|US5455479 *||Oct 17, 1994||Oct 3, 1995||Schott Glaswerke||Mounting for quartz-oscillator discs|
|US8349611 *||Feb 17, 2010||Jan 8, 2013||Leversense Llc||Resonant sensors and methods of use thereof for the determination of analytes|
|US20040000844 *||Jun 30, 2003||Jan 1, 2004||Morley Peter E.||Low profile temperature-compensated low-stress crystal mount structure|
|US20100207602 *||Feb 17, 2010||Aug 19, 2010||Loverich Jacob J||Resonant sensors and methods of use thereof for the determination of analytes|

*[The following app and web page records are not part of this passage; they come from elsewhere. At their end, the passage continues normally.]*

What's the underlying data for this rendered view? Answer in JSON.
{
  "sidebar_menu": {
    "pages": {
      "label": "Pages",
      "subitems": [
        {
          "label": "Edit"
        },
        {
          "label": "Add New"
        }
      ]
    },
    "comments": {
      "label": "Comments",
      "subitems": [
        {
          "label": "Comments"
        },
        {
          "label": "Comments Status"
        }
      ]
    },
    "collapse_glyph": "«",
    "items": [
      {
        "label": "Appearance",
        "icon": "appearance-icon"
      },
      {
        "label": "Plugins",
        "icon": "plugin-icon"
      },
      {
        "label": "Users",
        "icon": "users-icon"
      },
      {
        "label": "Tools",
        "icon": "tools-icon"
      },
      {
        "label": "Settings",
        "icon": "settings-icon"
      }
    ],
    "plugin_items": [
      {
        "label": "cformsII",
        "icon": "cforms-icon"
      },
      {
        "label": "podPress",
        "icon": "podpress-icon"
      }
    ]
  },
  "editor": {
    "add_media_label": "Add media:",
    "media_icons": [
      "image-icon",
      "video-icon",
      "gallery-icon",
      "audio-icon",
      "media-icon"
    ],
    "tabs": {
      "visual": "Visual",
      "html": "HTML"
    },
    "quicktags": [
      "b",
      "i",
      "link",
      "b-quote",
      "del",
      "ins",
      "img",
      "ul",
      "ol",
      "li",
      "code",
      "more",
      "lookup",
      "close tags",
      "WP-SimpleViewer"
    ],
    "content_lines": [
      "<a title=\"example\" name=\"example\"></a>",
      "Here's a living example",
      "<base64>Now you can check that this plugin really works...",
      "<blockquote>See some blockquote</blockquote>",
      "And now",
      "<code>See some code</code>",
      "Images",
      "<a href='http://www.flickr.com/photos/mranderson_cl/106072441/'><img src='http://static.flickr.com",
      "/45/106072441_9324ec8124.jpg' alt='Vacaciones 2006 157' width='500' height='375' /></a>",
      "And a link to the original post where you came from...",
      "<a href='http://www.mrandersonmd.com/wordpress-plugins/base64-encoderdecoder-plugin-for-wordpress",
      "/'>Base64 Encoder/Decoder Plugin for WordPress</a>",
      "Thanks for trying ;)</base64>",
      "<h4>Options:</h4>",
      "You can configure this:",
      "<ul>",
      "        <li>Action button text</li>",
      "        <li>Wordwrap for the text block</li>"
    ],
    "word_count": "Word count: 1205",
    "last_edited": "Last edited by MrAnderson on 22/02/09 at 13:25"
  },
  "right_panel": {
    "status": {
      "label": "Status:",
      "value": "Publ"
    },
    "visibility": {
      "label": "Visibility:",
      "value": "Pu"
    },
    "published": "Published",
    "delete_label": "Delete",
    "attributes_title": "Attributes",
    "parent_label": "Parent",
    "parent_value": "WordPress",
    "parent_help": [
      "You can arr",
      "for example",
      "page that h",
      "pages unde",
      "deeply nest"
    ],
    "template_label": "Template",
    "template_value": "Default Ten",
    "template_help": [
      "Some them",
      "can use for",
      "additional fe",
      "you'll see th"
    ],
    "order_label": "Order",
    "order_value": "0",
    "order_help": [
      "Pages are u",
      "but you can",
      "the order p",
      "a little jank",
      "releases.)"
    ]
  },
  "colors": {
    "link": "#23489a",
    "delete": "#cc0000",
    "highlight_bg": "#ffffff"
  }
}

|U.S. Classification||310/367, 310/361, 310/346, 310/353|
|International Classification||H03H9/19, H03H9/05|
|Cooperative Classification||H03H9/0528, H03H9/19|
|European Classification||H03H9/19, H03H9/05A3|
|Sep 15, 1982||AS||Assignment|
Owner name: UNITED STATES OF AMERICA, AS REPRESENTED BY THE UN
Free format text: ASSIGNMENT OF ASSIGNORS INTEREST.;ASSIGNOR:PETERS, ROSWELL D. M.;REEL/FRAME:004035/0689
Effective date: 19801103